When I was in high school, I had a shrink trying to analyze me and whatnot… and he asked me a question that really stuck with me through all these years. We were talking about how strict I am about adhering to schedules and he asked, “If I had called in sick today and your appointment had been canceled, how would you have reacted?”

And I thought about it for a minute and answered, “It would have ruined my day.” And it would have. Not because I was particularly desperate to see him, but because it would have thrown off my schedule.

Over the last couple of years I’ve gotten quite a bit more… spontaneous. Easy going. More able to roll with the punches.

All that being said, I was only mildly surprised to find myself walking, after class and unexpectedly, to a hill overlooking downtown for Earth Hour.

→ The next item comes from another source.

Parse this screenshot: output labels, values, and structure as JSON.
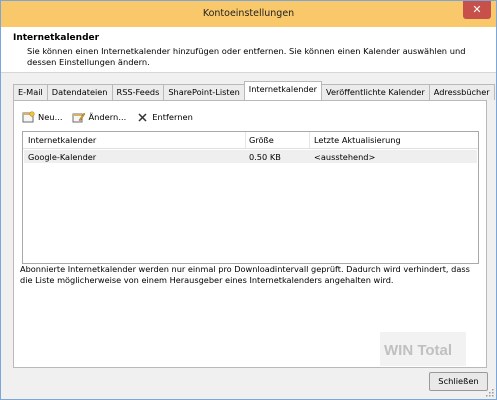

I am, to say the least, ashamed at how many lights where still on in the cityscape I could see.

Shame. Shame. Shame. Or something.

In all fairness it wasn’t very well promoted. I almost didn’t hear about it. Not that I don’t live under a rock, ’cause I so totally do, but still. The lack of turn out (off?) for Earth Hour is not the point of this post though. Read on!

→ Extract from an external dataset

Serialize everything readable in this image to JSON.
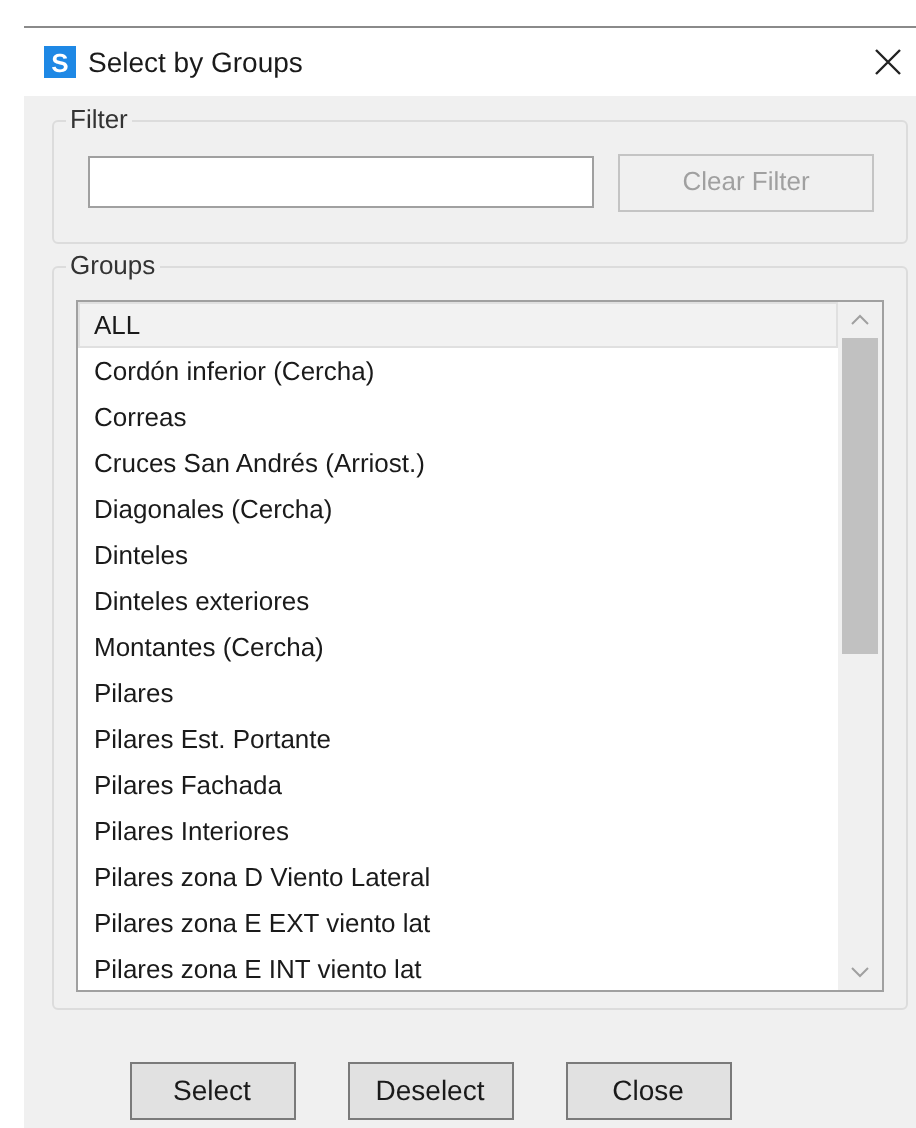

As a society, we are so dependent on electricity that leaving the lights off for an hour is actually an event. An event! I was sitting with a friend, after we gave up watching downtown, in candle light and it was so… odd. It had romantic connotations. It brought some sort of natural disaster feel to the room too.

Think of the last time you did something by candle light. Either you were trying to set the mood, doing something religious/spiritual or were unable to turn the electric lights on. No, I’m not stalking you. Promise.

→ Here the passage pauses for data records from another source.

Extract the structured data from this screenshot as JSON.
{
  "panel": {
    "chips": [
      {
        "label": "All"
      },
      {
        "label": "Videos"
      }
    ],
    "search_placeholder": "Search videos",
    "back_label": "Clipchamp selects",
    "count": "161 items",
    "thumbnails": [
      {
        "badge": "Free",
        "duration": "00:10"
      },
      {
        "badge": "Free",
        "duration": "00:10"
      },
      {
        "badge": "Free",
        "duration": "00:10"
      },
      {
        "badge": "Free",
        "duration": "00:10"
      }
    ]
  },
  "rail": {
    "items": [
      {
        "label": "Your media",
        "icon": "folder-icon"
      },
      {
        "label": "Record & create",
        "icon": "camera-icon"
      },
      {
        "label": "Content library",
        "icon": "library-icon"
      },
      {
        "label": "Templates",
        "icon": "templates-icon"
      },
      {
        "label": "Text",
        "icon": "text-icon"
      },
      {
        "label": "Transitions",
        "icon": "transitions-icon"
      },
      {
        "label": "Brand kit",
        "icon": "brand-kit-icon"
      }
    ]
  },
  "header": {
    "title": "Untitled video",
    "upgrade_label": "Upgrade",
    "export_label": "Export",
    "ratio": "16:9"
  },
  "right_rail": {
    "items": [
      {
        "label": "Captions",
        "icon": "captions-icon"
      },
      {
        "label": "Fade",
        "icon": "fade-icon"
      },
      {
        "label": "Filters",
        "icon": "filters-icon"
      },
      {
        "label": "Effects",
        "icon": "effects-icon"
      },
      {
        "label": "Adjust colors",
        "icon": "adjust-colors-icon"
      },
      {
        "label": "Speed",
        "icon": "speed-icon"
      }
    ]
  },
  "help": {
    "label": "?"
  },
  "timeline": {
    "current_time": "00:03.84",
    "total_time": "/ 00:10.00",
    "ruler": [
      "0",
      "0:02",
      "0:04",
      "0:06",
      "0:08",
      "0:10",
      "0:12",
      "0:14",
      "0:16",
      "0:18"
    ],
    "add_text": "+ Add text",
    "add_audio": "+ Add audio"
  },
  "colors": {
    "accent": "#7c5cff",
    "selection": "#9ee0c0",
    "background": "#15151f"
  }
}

Our use of electricity stems from our need to run such odd hours — off of the sun’s time. I’m sure many of you have heard how there “aren’t enough hours in the day” and other cliched sayings to that effect. And it’s true in these times. I read it over at Get Rich Slowly. I can’t find the specific post right now (darn my lack of ‘google-fu’ … is it even still google-fu when you’re not searching in google?) but it was an interesting number about how we work longer hours, on average, than any culture before us.

To make the hours in the day we start burning midnight oil — or, much more likely, keeping the office or home lights on just a little bit later. It’s screwing with our sleep schedules (we’re so sleep deprived, as a society, that the number of car accidents SPIKES when we miss out on one hour of sleep due to daylight savings time). It’s alienating us from everyone: family, friends, neighbourhoods; Most people know their coworkers or classmates much better than they know their next door neighbours. It’s causing a host of stress related health problems in the population at large. It’s directly taking the time from us to do things for ourselves (grow food, slow clothing, etc.) which has resulted in a society completely dependent on corporations to fill their most basic needs.

We will need to make a lot of changes to adapt to a world without cheap oil and to minimize the human-caused aspects of climate change. Some will be easy, some will be difficult. Think of it this way: if the ability to have the lights on until midnight, three or five am is eliminated, and more people have to do things for themselves, the long work week should crumble into a faded memory. That’s got to be a positive thing. Unless you’re a workaholic, but I’m sure you could still find something to keep you busy, if you are.

(Why yes, I am procrastinating finishing my post on biofuels, why do you ask?)

Read Full Post »